Aereogramme used to give it to you rough. While they have always created keyboard-driven, metallurgic power balladry tuned perfectly to the alternative ear, Aereogramme used to SCREAM. The songs would build beautifully, the guitar squall would gush in, everything would break and then the painful, vehement howling would commence. The mood was comely but raw and very, very visceral.
For their third LP to even be recorded, it seems a lot had to change after lead singer Craig B. was stricken with a forcibly nasty throat infection that left him literally speechless for months. Hence the long wait for a follow up to 2003’s Sleep and Release, aside from a few scattered EPs and collaborations (with ISIS, if you need proof of their metal cred). Resultantly, My Heart Has a Wish that You Would Not Go takes those years of reparation and maintains the savage guitar blasts and programmed atmospherics of earlier efforts, yet now Craig B. croons and soars where he might have previously bawled and caterwauled. It’s a more subdued album and while it still radiates with the prog-rock virtuosity expected from these Glaswegian heroes, to match the tones of the music to the health of the singer the ardor has (understandably) cooled a few degrees.
However, making the rage less obtrusive on an album is no excuse for the grating accessibility that is rearing its ugly, glossy head here. To illuminate the disparity between the Aereogramme of past and the Aereogramme of late, one needs only listen to tracks “Finding a Light,” “Living Backwards” and “Trenches,” chronicled squarely in the center of the album. “Living Backwards” is a seven-minute powerhouse that passes in a rush of sad, ghostly vocals, screeching riffage, chugging crescendos and pure rock that builds and attacks ecstatically without any boyish screaming. But the track is book-ended by songs that sound by comparison merely pleasant, falling into the radio-ready realm of easy alt-rock. The contrast brings to mind lifestyle bands like Keane or Snow Patrol—something the high-rise dwellers can sip pinot to. Shudder. But taking into account the medical necessity, I have to cut them some slack.
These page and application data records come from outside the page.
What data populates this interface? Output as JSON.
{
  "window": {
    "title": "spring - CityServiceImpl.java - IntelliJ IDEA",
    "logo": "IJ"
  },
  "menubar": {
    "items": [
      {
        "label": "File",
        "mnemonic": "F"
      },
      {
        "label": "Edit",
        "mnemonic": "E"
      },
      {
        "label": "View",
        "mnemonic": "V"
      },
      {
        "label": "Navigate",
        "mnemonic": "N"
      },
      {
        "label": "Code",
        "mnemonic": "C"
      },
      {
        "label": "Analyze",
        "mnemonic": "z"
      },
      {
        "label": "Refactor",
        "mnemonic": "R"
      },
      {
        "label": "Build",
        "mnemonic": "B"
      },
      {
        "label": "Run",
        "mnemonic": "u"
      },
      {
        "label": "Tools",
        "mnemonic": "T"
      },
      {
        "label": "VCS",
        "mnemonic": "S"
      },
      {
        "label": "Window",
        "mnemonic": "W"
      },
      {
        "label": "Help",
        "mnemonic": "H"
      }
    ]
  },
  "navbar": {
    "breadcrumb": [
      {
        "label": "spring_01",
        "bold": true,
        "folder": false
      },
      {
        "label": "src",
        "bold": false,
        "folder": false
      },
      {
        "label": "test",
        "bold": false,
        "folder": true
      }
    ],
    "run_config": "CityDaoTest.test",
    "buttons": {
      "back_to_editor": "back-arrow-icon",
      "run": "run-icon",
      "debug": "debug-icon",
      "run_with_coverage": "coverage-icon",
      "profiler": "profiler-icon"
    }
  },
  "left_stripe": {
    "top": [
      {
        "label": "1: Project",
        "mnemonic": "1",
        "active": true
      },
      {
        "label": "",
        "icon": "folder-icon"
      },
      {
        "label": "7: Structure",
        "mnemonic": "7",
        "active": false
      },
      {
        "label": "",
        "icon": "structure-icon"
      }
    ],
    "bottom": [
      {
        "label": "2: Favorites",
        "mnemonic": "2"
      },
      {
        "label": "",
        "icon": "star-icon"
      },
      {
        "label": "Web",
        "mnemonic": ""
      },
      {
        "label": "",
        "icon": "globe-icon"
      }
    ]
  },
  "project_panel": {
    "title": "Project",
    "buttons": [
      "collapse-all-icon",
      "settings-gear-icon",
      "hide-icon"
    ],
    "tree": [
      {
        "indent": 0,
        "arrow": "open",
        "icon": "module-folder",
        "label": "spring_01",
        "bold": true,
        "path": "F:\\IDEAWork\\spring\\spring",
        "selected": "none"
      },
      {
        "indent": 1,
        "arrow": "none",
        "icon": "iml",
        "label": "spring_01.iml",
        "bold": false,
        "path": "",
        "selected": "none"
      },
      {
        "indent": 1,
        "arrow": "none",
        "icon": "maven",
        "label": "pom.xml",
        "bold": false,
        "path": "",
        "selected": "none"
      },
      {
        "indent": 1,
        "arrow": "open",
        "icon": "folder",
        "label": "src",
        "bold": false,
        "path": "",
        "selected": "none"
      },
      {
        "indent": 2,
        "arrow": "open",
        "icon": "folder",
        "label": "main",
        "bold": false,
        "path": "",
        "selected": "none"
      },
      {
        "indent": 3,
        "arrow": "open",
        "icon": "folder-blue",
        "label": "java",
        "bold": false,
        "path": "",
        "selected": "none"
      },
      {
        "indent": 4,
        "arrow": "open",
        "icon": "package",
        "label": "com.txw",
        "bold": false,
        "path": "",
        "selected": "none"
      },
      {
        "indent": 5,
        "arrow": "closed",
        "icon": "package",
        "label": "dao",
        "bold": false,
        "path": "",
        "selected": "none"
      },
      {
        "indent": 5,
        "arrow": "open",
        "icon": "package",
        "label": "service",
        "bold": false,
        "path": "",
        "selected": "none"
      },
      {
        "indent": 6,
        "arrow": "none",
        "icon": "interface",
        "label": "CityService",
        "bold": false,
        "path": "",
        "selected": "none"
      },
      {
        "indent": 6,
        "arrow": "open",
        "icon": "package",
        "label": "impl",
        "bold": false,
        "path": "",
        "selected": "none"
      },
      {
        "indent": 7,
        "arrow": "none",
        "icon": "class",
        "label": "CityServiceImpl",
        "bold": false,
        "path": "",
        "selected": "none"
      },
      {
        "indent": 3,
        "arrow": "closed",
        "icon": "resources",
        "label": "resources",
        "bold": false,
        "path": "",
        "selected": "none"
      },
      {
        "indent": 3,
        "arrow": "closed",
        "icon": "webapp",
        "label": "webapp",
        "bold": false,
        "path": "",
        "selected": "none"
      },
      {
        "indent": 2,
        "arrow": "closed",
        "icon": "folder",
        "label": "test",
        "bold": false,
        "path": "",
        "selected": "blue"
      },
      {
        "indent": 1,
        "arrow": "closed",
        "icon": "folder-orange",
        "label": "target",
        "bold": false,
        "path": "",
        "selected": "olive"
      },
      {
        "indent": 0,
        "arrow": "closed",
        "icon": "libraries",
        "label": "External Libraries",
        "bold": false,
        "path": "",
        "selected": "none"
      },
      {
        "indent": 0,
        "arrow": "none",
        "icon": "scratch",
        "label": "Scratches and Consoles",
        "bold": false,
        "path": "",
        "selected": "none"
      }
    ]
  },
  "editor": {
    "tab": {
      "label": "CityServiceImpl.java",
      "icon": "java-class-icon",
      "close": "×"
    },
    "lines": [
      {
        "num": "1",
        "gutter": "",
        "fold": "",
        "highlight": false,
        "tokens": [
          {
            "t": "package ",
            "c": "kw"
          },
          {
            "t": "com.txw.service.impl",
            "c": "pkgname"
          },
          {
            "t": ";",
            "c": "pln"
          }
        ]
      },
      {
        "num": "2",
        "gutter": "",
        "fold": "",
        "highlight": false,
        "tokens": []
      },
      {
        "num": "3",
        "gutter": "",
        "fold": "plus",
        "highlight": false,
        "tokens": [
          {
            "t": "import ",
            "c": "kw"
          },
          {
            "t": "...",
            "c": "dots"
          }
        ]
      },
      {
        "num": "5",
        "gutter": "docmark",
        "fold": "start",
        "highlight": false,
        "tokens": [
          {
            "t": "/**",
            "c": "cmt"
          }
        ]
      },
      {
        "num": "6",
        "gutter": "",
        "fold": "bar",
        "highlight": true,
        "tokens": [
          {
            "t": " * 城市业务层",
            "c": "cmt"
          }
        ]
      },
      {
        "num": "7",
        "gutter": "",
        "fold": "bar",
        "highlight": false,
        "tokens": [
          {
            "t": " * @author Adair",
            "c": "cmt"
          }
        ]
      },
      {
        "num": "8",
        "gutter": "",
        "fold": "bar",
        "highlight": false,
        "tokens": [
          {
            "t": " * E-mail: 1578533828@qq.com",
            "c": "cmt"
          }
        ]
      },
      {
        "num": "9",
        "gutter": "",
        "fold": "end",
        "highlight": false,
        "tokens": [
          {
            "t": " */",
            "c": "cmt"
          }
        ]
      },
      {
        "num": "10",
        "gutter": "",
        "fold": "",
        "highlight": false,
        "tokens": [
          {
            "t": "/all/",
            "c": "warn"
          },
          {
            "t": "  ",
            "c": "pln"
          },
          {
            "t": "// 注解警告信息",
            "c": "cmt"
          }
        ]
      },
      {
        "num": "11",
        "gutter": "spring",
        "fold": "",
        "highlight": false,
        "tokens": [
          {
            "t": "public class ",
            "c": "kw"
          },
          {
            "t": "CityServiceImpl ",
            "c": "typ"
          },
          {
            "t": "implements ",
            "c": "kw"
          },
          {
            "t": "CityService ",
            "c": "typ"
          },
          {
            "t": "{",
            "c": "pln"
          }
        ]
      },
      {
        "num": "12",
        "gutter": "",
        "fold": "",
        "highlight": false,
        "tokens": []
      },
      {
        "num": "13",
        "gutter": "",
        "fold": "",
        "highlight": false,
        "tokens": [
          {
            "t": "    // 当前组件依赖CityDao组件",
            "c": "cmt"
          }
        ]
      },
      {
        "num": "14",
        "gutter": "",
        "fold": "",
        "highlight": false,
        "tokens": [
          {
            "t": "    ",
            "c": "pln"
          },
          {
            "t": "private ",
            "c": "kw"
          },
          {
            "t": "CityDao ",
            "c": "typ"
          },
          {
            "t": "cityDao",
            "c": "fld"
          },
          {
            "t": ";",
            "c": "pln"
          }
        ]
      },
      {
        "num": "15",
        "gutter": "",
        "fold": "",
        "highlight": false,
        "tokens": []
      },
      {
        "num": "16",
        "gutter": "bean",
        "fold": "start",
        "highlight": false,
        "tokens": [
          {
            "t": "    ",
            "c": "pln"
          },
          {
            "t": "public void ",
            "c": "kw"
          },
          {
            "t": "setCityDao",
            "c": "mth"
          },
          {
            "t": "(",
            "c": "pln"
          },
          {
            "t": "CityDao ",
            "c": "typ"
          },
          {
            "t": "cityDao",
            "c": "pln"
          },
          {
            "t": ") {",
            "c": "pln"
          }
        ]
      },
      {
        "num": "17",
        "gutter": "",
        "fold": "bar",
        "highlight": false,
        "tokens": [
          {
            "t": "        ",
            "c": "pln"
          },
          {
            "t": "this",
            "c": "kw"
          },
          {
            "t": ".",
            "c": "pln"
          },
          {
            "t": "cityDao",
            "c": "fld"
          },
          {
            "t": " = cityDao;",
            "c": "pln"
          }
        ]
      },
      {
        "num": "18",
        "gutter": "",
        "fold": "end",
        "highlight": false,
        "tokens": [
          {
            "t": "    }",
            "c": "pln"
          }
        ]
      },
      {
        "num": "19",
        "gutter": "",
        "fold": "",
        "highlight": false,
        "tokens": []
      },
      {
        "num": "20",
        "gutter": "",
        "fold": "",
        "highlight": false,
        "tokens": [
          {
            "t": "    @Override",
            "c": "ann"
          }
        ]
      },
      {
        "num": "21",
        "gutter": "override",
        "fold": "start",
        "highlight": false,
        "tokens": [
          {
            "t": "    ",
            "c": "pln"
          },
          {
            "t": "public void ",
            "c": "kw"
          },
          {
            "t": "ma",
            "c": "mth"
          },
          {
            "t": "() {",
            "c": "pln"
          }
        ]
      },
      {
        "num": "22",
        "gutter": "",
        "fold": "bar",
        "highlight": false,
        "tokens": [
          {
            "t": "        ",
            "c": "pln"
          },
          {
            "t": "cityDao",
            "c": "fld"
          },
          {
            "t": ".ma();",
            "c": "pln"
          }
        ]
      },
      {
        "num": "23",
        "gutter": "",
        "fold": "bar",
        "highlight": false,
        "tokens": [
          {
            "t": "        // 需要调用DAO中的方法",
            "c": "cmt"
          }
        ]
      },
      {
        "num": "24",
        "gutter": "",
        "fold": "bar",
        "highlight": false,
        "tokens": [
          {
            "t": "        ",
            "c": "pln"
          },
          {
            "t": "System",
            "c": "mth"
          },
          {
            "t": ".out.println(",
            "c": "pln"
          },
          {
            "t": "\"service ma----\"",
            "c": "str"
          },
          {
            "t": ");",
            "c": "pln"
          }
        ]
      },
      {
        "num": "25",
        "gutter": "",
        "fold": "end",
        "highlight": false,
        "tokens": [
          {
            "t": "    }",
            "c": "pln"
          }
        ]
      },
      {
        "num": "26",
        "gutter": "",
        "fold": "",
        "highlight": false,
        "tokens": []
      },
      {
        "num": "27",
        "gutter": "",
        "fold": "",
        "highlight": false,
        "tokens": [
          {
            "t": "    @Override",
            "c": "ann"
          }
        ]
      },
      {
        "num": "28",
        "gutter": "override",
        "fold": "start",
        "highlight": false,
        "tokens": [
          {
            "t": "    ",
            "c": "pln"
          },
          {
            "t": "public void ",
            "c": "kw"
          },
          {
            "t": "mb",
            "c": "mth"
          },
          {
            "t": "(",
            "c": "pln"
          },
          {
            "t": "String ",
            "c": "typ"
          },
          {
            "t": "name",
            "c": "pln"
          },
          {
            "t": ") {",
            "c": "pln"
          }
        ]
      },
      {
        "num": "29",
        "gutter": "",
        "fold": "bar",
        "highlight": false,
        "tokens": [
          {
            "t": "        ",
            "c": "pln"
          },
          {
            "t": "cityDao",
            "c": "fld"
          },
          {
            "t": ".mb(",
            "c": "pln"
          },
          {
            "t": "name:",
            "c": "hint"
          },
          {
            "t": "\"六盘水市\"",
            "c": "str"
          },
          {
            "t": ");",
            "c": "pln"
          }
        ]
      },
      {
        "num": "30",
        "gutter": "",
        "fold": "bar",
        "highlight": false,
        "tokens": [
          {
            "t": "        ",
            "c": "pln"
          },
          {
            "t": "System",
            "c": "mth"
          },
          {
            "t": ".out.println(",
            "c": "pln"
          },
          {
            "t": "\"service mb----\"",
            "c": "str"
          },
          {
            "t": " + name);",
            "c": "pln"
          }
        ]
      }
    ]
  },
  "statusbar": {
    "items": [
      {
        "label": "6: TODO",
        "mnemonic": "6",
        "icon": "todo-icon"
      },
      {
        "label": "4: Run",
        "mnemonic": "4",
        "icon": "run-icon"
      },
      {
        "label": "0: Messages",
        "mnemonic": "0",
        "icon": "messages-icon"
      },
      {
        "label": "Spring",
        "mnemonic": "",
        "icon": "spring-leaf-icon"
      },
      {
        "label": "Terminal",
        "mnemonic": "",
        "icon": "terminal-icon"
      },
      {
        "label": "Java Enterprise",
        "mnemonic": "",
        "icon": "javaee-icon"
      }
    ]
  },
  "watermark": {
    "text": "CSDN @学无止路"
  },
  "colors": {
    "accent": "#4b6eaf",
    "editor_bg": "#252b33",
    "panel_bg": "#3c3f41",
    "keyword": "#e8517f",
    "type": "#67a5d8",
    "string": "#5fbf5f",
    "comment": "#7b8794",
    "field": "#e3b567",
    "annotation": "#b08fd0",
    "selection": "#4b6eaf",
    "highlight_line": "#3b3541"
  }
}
I just hope this scattered travesty disguised as transformation does not proceed any further, lest I mutter “Aereogramme: RIYL Coldplay.”